▸ **Work to be completed**:
Scan the entries for the word "placeholder". Every line that has it should be copied.

▸ **Records**:
--

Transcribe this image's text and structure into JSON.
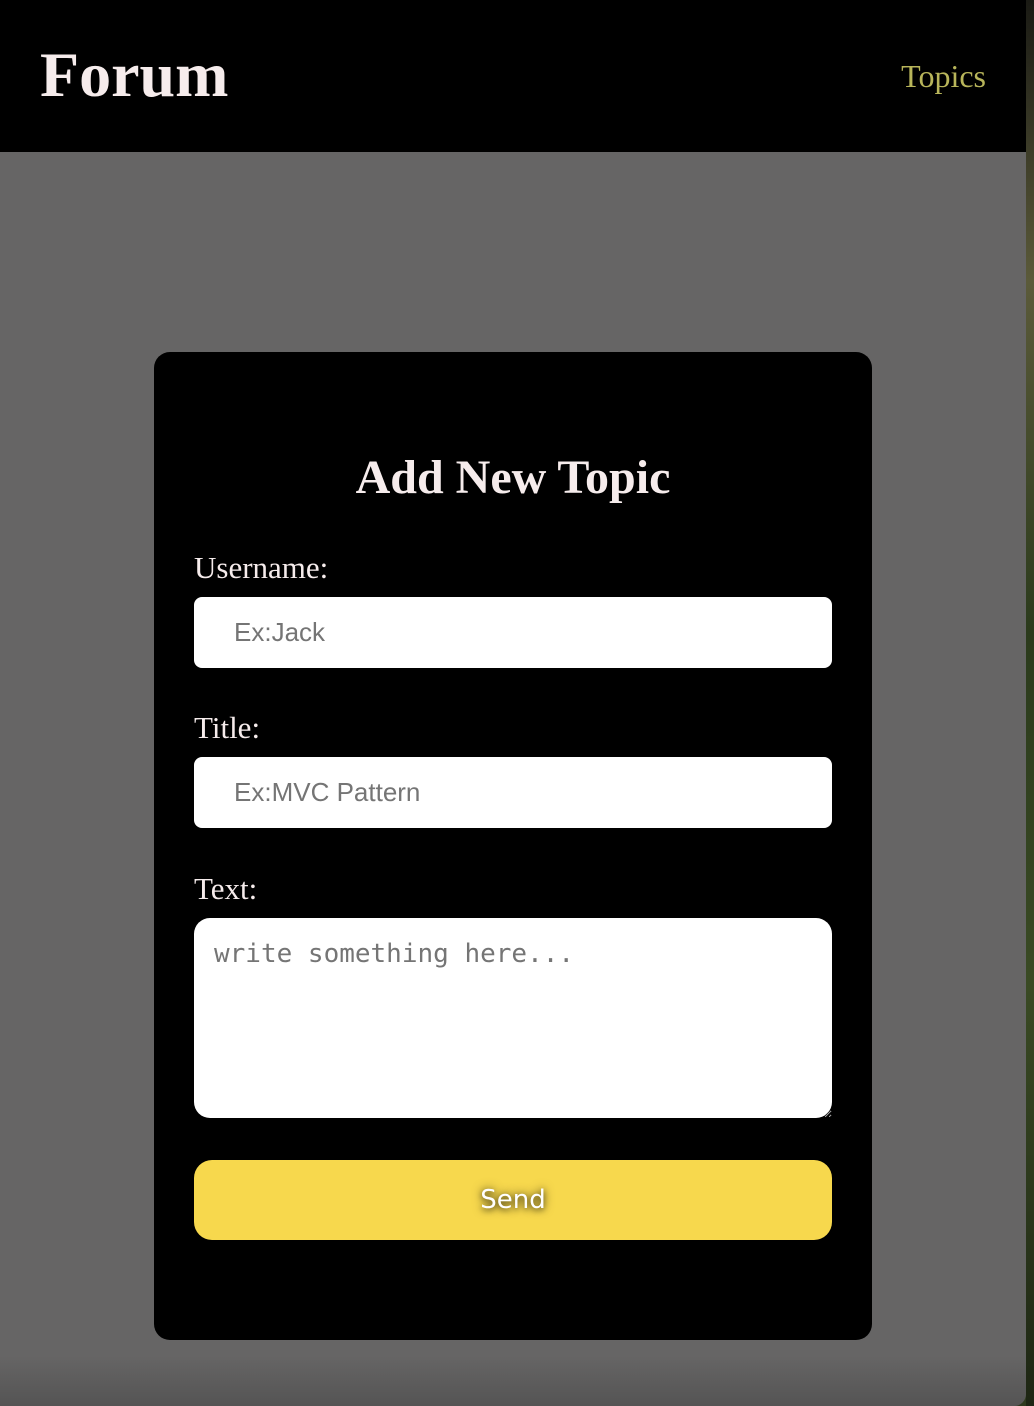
{
  "header": {
    "logo": "Forum",
    "nav_topics": "Topics"
  },
  "form": {
    "title": "Add New Topic",
    "username": {
      "label": "Username:",
      "value": "",
      "placeholder": "Ex:Jack"
    },
    "topic_title": {
      "label": "Title:",
      "value": "",
      "placeholder": "Ex:MVC Pattern"
    },
    "text": {
      "label": "Text:",
      "value": "",
      "placeholder": "write something here..."
    },
    "submit_label": "Send"
  },
  "colors": {
    "header_bg": "#000000",
    "page_bg": "#666565",
    "card_bg": "#000000",
    "nav_link": "#b8b55a",
    "button_bg": "#f7d84d",
    "heading_text": "#f6ecec"
  }
}
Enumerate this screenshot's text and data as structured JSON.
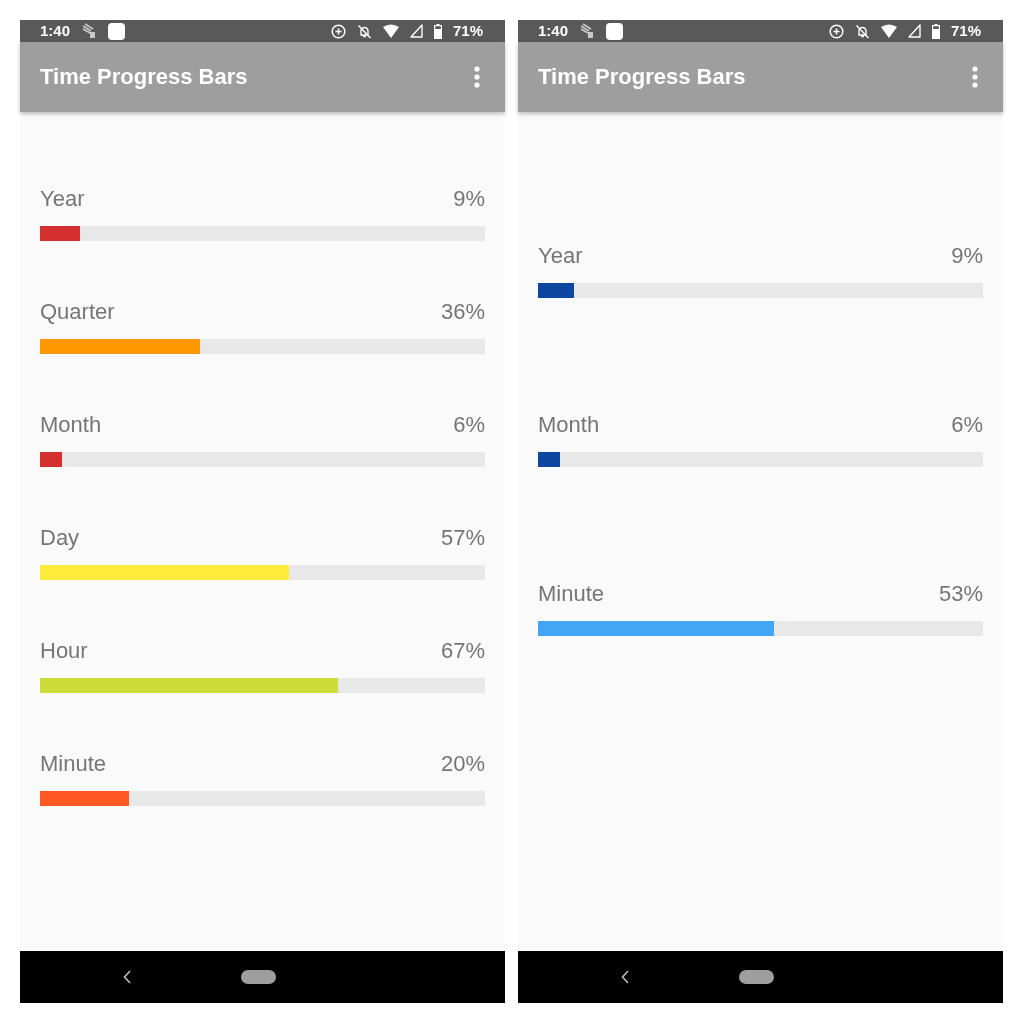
{
  "screens": [
    {
      "status_bar": {
        "time": "1:40",
        "battery": "71%"
      },
      "app_bar": {
        "title": "Time Progress Bars"
      },
      "progress_bars": [
        {
          "label": "Year",
          "percent": "9%",
          "level": 0.09,
          "color": "#d32f2f"
        },
        {
          "label": "Quarter",
          "percent": "36%",
          "level": 0.36,
          "color": "#ff9800"
        },
        {
          "label": "Month",
          "percent": "6%",
          "level": 0.05,
          "color": "#d32f2f"
        },
        {
          "label": "Day",
          "percent": "57%",
          "level": 0.56,
          "color": "#ffeb3b"
        },
        {
          "label": "Hour",
          "percent": "67%",
          "level": 0.67,
          "color": "#cddc39"
        },
        {
          "label": "Minute",
          "percent": "20%",
          "level": 0.2,
          "color": "#ff5722"
        }
      ]
    },
    {
      "status_bar": {
        "time": "1:40",
        "battery": "71%"
      },
      "app_bar": {
        "title": "Time Progress Bars"
      },
      "progress_bars": [
        {
          "label": "Year",
          "percent": "9%",
          "level": 0.08,
          "color": "#0d47a1"
        },
        {
          "label": "Month",
          "percent": "6%",
          "level": 0.05,
          "color": "#0d47a1"
        },
        {
          "label": "Minute",
          "percent": "53%",
          "level": 0.53,
          "color": "#42a5f5"
        }
      ]
    }
  ]
}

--

▸ **Response**:
      "placeholder": "Ex:Jack"
      "placeholder": "Ex:MVC Pattern"
      "placeholder": "write something here..."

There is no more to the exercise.